Wednesday, August 20th, 2008

Rant: BN Publishing’s edition of _The Art of Dramatic Writing_

Lajos Egri’s book has some good content, but it’s hard to read. I mean, physically difficult. I don’t have the necessary copyright law ninja skills to be sure, but I think this 1946 book might be in the public domain, judging by the many editions available on Amazon. But stay away from this one, published in 2007 by BN Publishing.

The typesetting is so bad I think it must have been done in notepad.exe. The margins of the oversized pages are narrower than my pinky, and the text runs all the way across. No columns. No indentation on or space between paragraphs. No typographic quotes. No em-dashes. No special formatting for extended quotations–of which there are many–or any other way to tell them apart from the running text. Random line breaks. And a ridiculous number of glaring errors, misspellings, even a 1 instead of a !. What did they do, hand retype it?

The Search Inside link on Amazon takes you to a different edition from a different publisher, one which is much more readable. If you decide to pick it up, I’d suggest maybe this edition or this one. And for BN Publishing, I recommend this book.

The book focuses on playwriting, but it will be vaulable to anyone wanting to get a bigger-picture feel for why some stories resonate with people and some fall flat. -m

Thursday, July 31st, 2008

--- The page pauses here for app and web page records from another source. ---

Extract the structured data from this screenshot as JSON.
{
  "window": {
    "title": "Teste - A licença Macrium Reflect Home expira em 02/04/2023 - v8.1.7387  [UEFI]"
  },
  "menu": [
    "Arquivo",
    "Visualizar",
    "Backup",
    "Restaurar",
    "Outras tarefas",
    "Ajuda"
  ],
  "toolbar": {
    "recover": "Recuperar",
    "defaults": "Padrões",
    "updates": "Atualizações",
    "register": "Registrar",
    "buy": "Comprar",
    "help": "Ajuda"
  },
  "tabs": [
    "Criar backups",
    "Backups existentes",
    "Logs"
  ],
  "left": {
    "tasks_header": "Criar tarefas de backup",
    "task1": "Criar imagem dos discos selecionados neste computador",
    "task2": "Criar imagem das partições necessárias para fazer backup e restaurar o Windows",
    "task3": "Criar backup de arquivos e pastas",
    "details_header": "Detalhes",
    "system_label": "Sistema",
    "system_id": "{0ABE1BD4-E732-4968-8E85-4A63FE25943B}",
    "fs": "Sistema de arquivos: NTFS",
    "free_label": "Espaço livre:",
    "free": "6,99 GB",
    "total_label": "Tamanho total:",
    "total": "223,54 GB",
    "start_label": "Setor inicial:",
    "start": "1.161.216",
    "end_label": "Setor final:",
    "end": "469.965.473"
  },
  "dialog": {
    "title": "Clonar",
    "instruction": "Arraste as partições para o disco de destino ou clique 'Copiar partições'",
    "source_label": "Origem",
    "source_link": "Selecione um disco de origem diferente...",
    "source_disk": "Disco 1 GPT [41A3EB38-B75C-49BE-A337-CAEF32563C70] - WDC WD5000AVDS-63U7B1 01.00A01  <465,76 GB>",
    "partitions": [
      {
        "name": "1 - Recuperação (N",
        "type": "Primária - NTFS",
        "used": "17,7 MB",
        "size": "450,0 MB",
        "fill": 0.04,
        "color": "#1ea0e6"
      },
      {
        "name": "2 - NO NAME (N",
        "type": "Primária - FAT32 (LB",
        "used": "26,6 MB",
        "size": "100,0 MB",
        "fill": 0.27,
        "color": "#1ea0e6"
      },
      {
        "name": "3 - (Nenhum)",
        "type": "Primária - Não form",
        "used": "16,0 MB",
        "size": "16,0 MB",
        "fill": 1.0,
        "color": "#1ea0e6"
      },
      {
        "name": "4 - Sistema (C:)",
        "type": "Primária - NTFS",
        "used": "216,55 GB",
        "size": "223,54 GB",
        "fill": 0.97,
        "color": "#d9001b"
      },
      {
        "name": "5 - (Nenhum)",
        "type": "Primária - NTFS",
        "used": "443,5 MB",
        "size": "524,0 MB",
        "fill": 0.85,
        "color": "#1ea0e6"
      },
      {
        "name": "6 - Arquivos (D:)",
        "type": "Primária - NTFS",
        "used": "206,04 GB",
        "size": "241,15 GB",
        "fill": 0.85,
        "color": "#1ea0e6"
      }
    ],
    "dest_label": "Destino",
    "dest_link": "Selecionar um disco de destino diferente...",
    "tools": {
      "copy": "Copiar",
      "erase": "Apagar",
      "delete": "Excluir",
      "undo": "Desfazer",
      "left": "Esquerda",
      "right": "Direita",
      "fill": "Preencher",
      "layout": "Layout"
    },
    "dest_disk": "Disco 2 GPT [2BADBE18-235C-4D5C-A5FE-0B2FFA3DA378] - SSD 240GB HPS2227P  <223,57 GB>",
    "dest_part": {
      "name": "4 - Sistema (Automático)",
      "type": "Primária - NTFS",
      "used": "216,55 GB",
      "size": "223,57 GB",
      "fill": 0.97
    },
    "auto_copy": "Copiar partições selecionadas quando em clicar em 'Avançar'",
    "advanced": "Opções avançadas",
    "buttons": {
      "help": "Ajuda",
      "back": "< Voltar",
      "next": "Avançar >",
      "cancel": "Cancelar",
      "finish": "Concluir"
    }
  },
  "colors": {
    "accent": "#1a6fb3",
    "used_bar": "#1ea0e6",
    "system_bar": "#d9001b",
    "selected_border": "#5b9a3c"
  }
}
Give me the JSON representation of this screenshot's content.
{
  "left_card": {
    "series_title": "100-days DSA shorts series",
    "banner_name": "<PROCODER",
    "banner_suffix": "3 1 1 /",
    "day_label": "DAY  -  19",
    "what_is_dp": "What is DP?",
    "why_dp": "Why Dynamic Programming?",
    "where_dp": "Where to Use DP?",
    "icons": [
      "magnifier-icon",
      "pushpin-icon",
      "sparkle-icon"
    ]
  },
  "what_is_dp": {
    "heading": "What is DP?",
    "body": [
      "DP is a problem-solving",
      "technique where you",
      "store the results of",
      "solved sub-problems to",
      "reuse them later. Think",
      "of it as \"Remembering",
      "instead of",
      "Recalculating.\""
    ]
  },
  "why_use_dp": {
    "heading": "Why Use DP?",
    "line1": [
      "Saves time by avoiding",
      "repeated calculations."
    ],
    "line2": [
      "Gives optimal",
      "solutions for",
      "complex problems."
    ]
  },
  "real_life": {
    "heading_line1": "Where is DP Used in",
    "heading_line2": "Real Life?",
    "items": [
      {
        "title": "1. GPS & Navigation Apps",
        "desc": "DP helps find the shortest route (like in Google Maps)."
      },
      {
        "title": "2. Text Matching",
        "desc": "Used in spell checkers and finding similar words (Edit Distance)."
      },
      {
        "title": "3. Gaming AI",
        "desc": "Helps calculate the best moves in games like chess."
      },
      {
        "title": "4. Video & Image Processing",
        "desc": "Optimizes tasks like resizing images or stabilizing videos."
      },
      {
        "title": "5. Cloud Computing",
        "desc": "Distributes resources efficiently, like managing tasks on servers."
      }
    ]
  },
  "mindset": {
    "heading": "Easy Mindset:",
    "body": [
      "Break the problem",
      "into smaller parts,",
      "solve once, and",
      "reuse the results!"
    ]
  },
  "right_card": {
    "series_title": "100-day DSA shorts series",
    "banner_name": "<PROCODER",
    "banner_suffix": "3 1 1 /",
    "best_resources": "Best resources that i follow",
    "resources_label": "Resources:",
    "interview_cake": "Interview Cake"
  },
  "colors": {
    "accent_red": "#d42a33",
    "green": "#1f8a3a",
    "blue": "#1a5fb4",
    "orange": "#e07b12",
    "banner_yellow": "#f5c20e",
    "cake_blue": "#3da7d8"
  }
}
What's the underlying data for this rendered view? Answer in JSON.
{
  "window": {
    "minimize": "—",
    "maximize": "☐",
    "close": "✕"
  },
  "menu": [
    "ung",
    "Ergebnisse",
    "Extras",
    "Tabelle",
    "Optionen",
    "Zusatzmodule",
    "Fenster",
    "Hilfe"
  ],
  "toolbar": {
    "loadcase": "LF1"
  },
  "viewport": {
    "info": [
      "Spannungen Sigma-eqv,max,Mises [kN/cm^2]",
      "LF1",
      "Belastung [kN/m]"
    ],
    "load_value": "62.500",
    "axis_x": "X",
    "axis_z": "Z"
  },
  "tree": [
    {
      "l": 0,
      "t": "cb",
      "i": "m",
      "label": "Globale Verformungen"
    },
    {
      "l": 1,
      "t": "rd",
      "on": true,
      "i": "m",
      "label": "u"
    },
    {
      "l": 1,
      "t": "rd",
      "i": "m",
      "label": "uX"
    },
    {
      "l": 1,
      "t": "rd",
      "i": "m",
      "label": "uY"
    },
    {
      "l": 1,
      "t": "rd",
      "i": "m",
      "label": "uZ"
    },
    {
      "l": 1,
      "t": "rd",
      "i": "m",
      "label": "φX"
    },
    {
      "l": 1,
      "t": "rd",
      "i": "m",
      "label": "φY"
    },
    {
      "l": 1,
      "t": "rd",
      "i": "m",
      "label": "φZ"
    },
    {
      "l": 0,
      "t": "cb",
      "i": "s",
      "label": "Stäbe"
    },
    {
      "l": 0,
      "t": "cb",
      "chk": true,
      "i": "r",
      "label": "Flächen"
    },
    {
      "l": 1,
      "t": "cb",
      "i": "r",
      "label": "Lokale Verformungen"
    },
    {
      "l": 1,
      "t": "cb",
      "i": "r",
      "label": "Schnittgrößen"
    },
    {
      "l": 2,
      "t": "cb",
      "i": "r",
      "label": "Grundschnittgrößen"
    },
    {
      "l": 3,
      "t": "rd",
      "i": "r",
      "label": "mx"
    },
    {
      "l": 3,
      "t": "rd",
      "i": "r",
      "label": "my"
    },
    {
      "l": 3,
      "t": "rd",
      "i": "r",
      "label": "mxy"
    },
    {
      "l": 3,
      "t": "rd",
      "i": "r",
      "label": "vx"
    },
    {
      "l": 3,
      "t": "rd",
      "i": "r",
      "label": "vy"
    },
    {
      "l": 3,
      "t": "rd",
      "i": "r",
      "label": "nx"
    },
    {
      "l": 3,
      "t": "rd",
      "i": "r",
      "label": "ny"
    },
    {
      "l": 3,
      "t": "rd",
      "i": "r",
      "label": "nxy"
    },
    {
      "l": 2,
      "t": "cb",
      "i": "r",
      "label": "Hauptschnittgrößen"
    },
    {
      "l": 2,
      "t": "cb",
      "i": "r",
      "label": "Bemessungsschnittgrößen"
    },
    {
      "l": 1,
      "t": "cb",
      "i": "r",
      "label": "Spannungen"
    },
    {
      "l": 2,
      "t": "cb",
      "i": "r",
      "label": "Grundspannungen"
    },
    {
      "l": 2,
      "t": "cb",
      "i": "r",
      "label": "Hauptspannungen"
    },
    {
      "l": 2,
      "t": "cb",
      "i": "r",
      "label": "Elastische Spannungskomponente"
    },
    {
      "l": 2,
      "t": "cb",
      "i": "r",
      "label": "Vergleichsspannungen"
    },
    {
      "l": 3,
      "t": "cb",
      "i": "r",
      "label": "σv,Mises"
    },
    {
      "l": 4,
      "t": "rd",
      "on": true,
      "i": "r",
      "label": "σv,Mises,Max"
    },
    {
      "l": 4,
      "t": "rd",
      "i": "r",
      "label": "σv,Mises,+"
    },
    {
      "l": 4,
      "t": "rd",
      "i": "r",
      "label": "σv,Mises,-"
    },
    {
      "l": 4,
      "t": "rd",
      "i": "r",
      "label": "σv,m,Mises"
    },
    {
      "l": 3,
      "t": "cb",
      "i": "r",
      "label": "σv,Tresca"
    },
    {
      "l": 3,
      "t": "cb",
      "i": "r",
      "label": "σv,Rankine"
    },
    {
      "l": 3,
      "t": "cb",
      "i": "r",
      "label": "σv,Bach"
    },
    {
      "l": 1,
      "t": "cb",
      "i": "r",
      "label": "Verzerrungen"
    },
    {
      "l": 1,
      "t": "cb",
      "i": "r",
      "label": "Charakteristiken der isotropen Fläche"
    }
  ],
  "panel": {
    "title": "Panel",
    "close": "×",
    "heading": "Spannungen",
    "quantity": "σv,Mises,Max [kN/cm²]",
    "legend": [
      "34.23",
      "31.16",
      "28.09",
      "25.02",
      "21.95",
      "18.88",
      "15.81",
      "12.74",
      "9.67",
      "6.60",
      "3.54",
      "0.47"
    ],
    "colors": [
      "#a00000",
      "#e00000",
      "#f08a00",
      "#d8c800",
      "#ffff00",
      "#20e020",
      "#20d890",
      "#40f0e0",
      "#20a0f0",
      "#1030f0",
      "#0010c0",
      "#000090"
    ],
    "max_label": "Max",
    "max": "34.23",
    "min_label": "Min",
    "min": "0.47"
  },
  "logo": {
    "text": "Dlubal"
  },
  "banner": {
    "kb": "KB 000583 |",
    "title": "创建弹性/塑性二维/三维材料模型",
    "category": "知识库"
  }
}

The rare benefit of easily-mockable names

From the observing-the-human-condition department.

Seems I have a hard to pronounce name. For the record my first name has a long I; it’s MY-ka, not MEE-ka. When someone gets it wrong, I don’t hold anything against them. Afterall, how to pronounce any given name is pretty arbitrary.

But there are a few names that are easily mockable. Either a letter of two off from a word with a less favorable meaning, or a shared name with an infamous person–a few notable examples being a popular figure in the XML world and one of the current U.S. presidential candidates. I find that in these infrequent cases, an easily-mockable name can be a useful thing, since it allows me to immediately flip the bozo bit on any commentator/blogger/reporter who chooses to engage with the mockery. Without such low-hanging invective, sometimes it’s harder to tell when somebody is an idiot.

If you want to constructively criticize someone, go for it. But make sure to use founded, fact-based arguments that can stand on their own without resorting to childish attacks. Go forth and na-na-na-boo-boo no more. -m

Thursday, July 17th, 2008

Website Optimization is on the shelves

Andy King’s Website Optimization is now in print from O’Reilly. This book covers it all: performance, SEO, conversion rates, analytics, you name it. If you run a web site, you’ll find this useful. I tech edited and contributed a small portion, about the growing trend of metadata as site advantage. Go check it out. -m

Wednesday, June 25th, 2008

Two kinds of tension

All writing depends on conflict (without which there is no story), but there’s more than one kind. The obvious kind is steadily building tension with unknown outcome. The battle between good and evil in most stories is like this, though admittedly the good guys usually win.

More subtle is “dramatic irony” where the reader knows what’s going on while the characters don’t. A really effective writer weaves these together for maximum effect, for example Stephen King’s _The Stand_. -m

Monday, June 23rd, 2008

Review: The Instant Productivity Toolkit

I hoped for something fresh, but this from Len Merson is only warmed-over GTD. Avoid–go for the original. -m

Friday, June 6th, 2008

Who this blog is for

I’m reading Web 2.0: A Strategy Guide. It’s a more business-ey kind of book than most Web 2.0 faire. So it jumped out at me the section “Who this book is for”. I hate these sections, even though they are quite common.

Why would I need a book to tell me who it’s for? Isn’t that kind of insulting?

Back when I was a product manager, I needed to coordinate an even, and I pushed back on the marketing folks who wanted a detailed list of who should attend. “It’s self-selecting,” I said. “Anyone who can look at the event description and determine that they should be there is in the target audience.” The suggestion didn’t go over well. -m

P.S. Yes, my book has a “who should read this” section too…